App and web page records
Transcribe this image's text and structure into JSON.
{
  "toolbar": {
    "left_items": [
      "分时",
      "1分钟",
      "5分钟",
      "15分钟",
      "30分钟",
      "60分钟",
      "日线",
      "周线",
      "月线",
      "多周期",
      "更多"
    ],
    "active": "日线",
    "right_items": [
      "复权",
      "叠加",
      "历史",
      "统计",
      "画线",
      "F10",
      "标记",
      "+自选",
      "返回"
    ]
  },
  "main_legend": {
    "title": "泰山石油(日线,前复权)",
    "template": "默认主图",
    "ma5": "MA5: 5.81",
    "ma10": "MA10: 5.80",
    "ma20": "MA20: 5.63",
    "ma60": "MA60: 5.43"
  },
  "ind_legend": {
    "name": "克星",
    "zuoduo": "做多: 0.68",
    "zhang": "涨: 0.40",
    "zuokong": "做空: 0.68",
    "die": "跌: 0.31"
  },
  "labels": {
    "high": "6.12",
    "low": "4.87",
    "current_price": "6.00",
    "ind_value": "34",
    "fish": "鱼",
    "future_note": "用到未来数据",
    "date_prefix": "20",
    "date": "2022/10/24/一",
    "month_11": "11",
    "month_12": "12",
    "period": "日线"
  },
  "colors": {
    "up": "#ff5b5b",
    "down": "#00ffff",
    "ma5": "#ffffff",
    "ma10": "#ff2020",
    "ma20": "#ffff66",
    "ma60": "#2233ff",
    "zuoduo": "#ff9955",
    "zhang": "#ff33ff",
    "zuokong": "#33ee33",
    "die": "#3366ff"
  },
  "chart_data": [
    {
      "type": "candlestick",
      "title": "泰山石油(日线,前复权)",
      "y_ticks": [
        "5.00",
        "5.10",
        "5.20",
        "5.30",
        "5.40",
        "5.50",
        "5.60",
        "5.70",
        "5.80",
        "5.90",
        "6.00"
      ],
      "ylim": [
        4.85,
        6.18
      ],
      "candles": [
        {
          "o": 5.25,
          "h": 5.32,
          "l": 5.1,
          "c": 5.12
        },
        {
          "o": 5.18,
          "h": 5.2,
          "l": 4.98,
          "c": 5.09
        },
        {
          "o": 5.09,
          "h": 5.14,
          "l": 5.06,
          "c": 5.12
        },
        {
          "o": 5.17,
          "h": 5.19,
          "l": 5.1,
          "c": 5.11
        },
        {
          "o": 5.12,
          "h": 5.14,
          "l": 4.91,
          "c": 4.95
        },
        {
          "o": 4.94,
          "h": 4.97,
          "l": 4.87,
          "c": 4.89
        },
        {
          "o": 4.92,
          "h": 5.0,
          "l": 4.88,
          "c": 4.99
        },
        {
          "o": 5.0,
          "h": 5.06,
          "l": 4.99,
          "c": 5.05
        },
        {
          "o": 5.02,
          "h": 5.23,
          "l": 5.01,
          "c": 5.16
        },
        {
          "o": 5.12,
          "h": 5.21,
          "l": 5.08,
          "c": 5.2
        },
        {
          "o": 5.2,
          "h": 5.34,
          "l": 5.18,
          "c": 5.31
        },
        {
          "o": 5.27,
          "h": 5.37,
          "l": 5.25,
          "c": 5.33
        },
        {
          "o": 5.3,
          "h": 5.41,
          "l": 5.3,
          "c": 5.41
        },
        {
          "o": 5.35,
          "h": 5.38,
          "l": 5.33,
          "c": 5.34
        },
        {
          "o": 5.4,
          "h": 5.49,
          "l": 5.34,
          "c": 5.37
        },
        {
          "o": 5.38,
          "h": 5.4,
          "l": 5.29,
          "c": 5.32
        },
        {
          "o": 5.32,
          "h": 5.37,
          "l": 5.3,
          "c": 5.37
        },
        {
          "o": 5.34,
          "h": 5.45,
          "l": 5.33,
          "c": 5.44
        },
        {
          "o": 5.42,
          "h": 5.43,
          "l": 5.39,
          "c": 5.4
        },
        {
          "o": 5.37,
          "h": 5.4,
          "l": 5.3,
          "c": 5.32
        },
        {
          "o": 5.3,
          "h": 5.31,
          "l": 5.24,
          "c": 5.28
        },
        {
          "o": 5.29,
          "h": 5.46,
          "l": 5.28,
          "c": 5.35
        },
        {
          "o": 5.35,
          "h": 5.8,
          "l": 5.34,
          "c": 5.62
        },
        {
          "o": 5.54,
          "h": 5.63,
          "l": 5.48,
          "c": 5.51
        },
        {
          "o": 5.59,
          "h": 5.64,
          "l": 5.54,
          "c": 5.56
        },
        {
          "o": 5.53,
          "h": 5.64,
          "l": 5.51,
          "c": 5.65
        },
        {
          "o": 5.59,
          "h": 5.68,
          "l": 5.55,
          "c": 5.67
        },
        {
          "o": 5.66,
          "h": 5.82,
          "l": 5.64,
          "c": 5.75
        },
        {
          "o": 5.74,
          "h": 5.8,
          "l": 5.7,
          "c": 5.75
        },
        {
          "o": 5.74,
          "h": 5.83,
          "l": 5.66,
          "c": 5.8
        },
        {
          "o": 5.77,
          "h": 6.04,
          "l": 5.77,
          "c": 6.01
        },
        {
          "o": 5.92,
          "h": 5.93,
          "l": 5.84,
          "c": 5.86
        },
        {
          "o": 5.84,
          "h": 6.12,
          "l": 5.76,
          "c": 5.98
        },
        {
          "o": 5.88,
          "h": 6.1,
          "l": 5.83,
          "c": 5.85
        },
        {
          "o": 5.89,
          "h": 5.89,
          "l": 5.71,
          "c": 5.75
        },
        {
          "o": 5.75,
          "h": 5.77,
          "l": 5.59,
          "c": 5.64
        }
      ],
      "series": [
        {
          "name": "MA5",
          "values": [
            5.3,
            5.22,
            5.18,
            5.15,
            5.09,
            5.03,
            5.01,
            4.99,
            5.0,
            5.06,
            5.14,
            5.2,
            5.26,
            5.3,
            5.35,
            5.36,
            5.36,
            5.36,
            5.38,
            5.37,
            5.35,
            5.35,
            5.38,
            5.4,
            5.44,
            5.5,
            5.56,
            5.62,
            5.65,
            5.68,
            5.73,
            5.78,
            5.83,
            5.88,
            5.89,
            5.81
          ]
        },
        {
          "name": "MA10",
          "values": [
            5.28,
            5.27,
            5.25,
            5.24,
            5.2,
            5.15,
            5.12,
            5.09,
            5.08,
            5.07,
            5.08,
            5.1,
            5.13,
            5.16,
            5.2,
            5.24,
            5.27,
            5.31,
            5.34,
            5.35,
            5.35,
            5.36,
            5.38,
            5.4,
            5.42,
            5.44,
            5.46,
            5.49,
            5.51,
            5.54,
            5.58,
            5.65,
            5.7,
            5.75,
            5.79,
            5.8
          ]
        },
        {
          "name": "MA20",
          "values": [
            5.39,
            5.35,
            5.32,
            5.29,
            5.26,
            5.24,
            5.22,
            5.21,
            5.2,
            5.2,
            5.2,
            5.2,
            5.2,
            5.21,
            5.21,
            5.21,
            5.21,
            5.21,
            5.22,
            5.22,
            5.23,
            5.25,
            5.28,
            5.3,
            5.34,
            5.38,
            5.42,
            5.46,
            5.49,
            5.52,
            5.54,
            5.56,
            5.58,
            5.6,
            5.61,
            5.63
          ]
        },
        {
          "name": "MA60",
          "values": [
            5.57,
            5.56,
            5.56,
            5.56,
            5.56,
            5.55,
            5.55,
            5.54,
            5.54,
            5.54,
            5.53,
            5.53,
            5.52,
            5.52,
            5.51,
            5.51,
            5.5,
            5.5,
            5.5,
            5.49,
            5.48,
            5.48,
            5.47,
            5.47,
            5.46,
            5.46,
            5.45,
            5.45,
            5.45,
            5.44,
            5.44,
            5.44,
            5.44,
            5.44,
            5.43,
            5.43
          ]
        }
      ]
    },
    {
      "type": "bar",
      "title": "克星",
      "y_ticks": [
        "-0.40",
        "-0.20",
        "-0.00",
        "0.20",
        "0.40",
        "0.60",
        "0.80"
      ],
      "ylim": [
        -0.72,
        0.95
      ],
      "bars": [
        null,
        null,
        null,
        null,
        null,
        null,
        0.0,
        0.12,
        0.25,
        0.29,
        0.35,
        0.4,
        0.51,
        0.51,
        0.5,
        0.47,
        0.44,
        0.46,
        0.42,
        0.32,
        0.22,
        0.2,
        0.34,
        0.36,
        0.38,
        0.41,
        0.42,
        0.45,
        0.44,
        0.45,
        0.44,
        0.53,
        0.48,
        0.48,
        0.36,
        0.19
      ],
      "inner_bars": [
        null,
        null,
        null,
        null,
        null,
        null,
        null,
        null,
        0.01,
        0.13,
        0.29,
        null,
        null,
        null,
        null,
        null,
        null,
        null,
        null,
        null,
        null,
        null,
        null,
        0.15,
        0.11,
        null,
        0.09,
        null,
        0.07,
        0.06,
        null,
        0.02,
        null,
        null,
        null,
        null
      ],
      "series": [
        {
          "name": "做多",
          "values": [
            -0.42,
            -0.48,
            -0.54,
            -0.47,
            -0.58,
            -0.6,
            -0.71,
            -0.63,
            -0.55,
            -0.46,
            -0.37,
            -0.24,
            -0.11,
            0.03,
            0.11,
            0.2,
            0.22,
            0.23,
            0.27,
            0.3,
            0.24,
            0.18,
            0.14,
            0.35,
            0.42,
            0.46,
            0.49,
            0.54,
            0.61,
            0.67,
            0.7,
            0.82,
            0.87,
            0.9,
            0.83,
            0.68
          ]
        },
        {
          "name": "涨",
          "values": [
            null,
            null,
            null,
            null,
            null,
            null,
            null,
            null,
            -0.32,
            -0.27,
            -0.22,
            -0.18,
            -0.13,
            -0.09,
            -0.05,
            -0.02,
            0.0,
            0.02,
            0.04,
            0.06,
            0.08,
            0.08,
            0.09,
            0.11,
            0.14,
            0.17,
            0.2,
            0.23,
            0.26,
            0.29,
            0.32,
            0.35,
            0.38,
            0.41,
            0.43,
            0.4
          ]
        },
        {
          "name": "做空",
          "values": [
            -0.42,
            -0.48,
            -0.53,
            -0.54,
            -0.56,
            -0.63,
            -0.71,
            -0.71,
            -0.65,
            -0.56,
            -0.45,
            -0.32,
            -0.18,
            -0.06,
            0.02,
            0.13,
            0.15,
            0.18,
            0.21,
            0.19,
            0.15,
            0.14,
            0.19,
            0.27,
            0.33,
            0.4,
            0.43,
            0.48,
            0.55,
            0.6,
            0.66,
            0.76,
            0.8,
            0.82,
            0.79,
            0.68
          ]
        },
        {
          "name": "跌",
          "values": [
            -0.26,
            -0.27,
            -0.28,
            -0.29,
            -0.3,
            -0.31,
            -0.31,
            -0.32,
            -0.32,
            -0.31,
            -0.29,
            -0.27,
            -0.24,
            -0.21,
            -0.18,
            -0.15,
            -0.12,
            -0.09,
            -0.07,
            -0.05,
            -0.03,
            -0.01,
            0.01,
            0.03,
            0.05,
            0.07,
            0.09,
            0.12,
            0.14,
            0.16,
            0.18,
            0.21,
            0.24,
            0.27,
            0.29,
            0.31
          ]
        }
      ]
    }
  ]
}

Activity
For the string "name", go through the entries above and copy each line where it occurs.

Output below
    "name": "克星",
          "name": "MA5",
          "name": "MA10",
          "name": "MA20",
          "name": "MA60",
          "name": "做多",
          "name": "涨",
          "name": "做空",
          "name": "跌",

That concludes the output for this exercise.